Accordingly, we reverse the district court's order denying DeClue's motion for summary judgment and grant Boyer's motion to strike.


Rule 21.05 provides: "Upon the filing of a complaint and a finding by the court that sufficient facts have been stated therein to show probable cause that a misdemeanor has been committed, the court may issue a warrant for the arrest of the defendant."


We reject this argument. Contrary to DeClue's contention, the law is clearly established that "under the Fourth Amendment a warrant can be validly issued only by a 'neutral and detached magistrate.' " Fairchild v. Lockhart, 675 F. Supp. 469, 477 (E.D. Ark. 1987) (quoting Giordenello v. United States, 357 U.S. 480, 78 S. Ct. 1245, 2 L. Ed. 2d 1503 (1958)), aff'd, 857 F.2d 1204 (8th Cir. 1988), cert. denied, 488 U.S. 1051, 109 S. Ct. 884, 102 L. Ed. 2d 1007 (1989); see also Crane v. Texas, 759 F.2d 412, 426 (5th Cir.), modified, 766 F.2d 193 (5th Cir.) (per curiam), cert. denied, 474 U.S. 1020, 106 S. Ct. 570, 88 L. Ed. 2d 555 (1985); In re Harris, 593 S.W.2d 517, 517 (Mo. banc 1979) (per curiam)


He contends these matters are irrelevant to the merits of this appeal. We agree and grant the motion. See Haley v. Dormire, 845 F.2d 1488, 1491 (8th Cir. 1988)

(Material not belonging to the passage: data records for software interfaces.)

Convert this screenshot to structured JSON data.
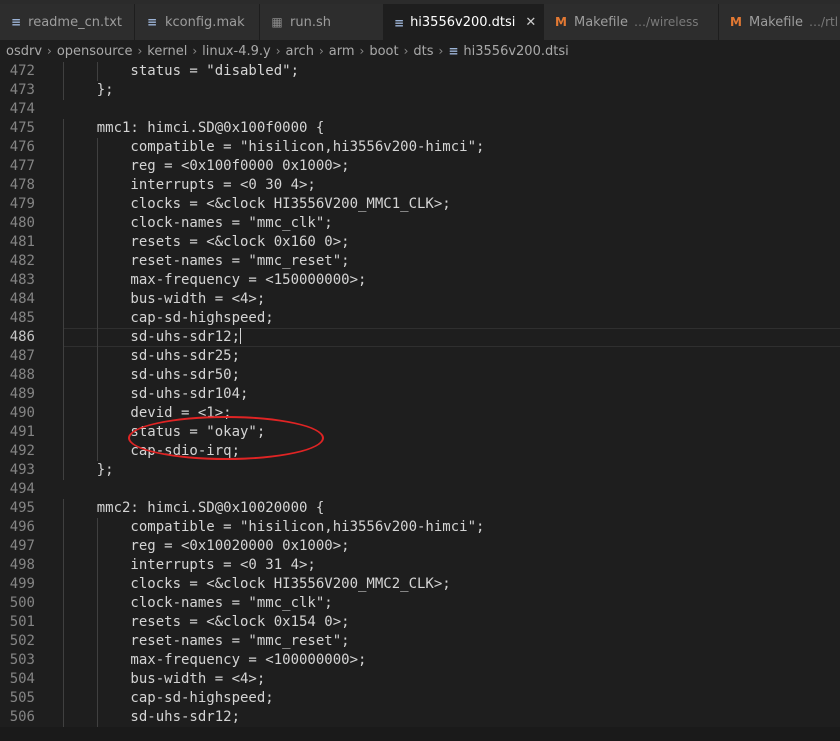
{
  "tabs": [
    {
      "label": "readme_cn.txt",
      "icon": "lines-icon",
      "active": false
    },
    {
      "label": "kconfig.mak",
      "icon": "lines-icon",
      "active": false
    },
    {
      "label": "run.sh",
      "icon": "terminal-file-icon",
      "active": false
    },
    {
      "label": "hi3556v200.dtsi",
      "icon": "lines-icon",
      "active": true,
      "close": "✕"
    },
    {
      "label": "Makefile",
      "icon": "makefile-icon",
      "active": false,
      "desc": "…/wireless"
    },
    {
      "label": "Makefile",
      "icon": "makefile-icon",
      "active": false,
      "desc": "…/rtl"
    }
  ],
  "breadcrumb": [
    "osdrv",
    "opensource",
    "kernel",
    "linux-4.9.y",
    "arch",
    "arm",
    "boot",
    "dts",
    "hi3556v200.dtsi"
  ],
  "editor": {
    "current_line": 486,
    "lines": [
      {
        "n": "472",
        "text": "        status = \"disabled\";"
      },
      {
        "n": "473",
        "text": "    };"
      },
      {
        "n": "474",
        "text": ""
      },
      {
        "n": "475",
        "text": "    mmc1: himci.SD@0x100f0000 {"
      },
      {
        "n": "476",
        "text": "        compatible = \"hisilicon,hi3556v200-himci\";"
      },
      {
        "n": "477",
        "text": "        reg = <0x100f0000 0x1000>;"
      },
      {
        "n": "478",
        "text": "        interrupts = <0 30 4>;"
      },
      {
        "n": "479",
        "text": "        clocks = <&clock HI3556V200_MMC1_CLK>;"
      },
      {
        "n": "480",
        "text": "        clock-names = \"mmc_clk\";"
      },
      {
        "n": "481",
        "text": "        resets = <&clock 0x160 0>;"
      },
      {
        "n": "482",
        "text": "        reset-names = \"mmc_reset\";"
      },
      {
        "n": "483",
        "text": "        max-frequency = <150000000>;"
      },
      {
        "n": "484",
        "text": "        bus-width = <4>;"
      },
      {
        "n": "485",
        "text": "        cap-sd-highspeed;"
      },
      {
        "n": "486",
        "text": "        sd-uhs-sdr12;"
      },
      {
        "n": "487",
        "text": "        sd-uhs-sdr25;"
      },
      {
        "n": "488",
        "text": "        sd-uhs-sdr50;"
      },
      {
        "n": "489",
        "text": "        sd-uhs-sdr104;"
      },
      {
        "n": "490",
        "text": "        devid = <1>;"
      },
      {
        "n": "491",
        "text": "        status = \"okay\";"
      },
      {
        "n": "492",
        "text": "        cap-sdio-irq;"
      },
      {
        "n": "493",
        "text": "    };"
      },
      {
        "n": "494",
        "text": ""
      },
      {
        "n": "495",
        "text": "    mmc2: himci.SD@0x10020000 {"
      },
      {
        "n": "496",
        "text": "        compatible = \"hisilicon,hi3556v200-himci\";"
      },
      {
        "n": "497",
        "text": "        reg = <0x10020000 0x1000>;"
      },
      {
        "n": "498",
        "text": "        interrupts = <0 31 4>;"
      },
      {
        "n": "499",
        "text": "        clocks = <&clock HI3556V200_MMC2_CLK>;"
      },
      {
        "n": "500",
        "text": "        clock-names = \"mmc_clk\";"
      },
      {
        "n": "501",
        "text": "        resets = <&clock 0x154 0>;"
      },
      {
        "n": "502",
        "text": "        reset-names = \"mmc_reset\";"
      },
      {
        "n": "503",
        "text": "        max-frequency = <100000000>;"
      },
      {
        "n": "504",
        "text": "        bus-width = <4>;"
      },
      {
        "n": "505",
        "text": "        cap-sd-highspeed;"
      },
      {
        "n": "506",
        "text": "        sd-uhs-sdr12;"
      }
    ]
  },
  "annotation": {
    "shape": "ellipse",
    "color": "#e02424",
    "highlights_lines": [
      "491",
      "492"
    ]
  },
  "colors": {
    "editor_bg": "#1e1e1e",
    "tabbar_bg": "#252526",
    "text": "#d4d4d4",
    "line_number": "#858585",
    "makefile_icon": "#e37933"
  }
}
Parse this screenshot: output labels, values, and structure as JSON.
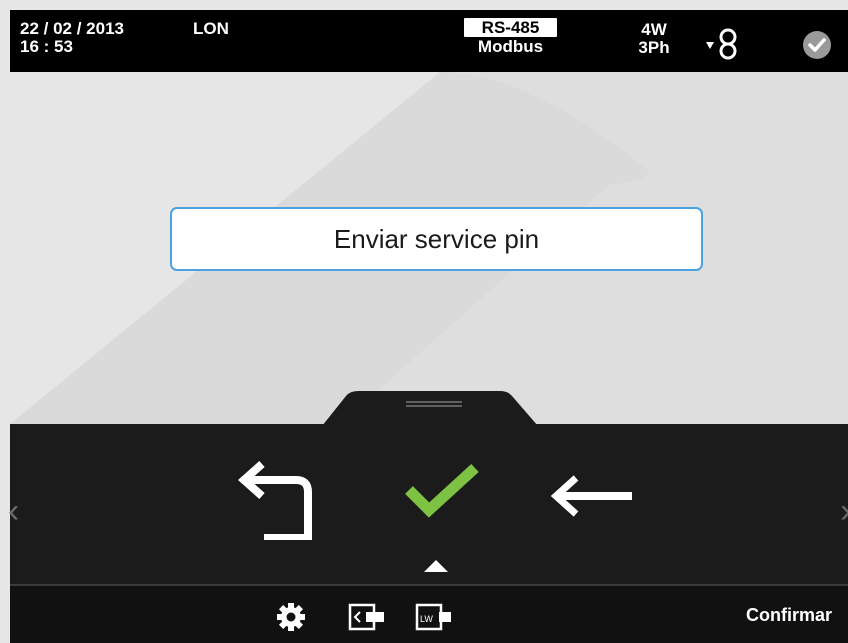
{
  "status_bar": {
    "date": "22 / 02 / 2013",
    "time": "16 : 53",
    "network": "LON",
    "comm_protocol": "RS-485",
    "comm_mode": "Modbus",
    "wiring_line1": "4W",
    "wiring_line2": "3Ph",
    "ct_icon": "current-transformer-icon",
    "status_icon": "check-circle-icon"
  },
  "main": {
    "option_text": "Enviar service pin"
  },
  "actions": {
    "back_icon": "return-arrow-icon",
    "confirm_icon": "check-icon",
    "delete_icon": "left-arrow-icon",
    "accent_color": "#7dc242"
  },
  "toolbar": {
    "icons": [
      "gear-icon",
      "exit-icon",
      "lw-icon"
    ],
    "action_label": "Confirmar"
  },
  "colors": {
    "field_border": "#4aa3df",
    "bar_background": "#000000"
  }
}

Boyer contends court clerks are protected by qualified immunity only and cites as support McLallen v. Henderson, 492 F.2d 1298 (8th Cir. 1974). We disagree. McLallen was a section 1983 case against a court reporter for allegedly denying the plaintiff his trial transcript for an unreasonable time. The court rejected the court reporter's claim of absolute judicial immunity, holding that the reporter had only qualified immunity. Id. at 1300. In reaching this conclusion, the court stated, "court functionaries such as clerks are not clothed in judicial immunity." Id. at 1299. This statement was not necessary to decide the issue in the case and is not binding authority here. Additionally, McLallen cited Barnes v. Dorsey, 480 F.2d 1057 (8th Cir. 1973) (per curiam), to support this statement. In Barnes, however, the court held that the plaintiff had failed to allege any facts to support a section 1983 claim against a state court clerk, and thus, there was no need to address the immunity issue. Id. at 1060. Moreover, neither McLallen nor Barnes cited Davis v. McAteer, 431 F.2d 81, 82 (8th Cir. 1970), in which this court explicitly held, "clerks of court are entitled to immunity the same as judges."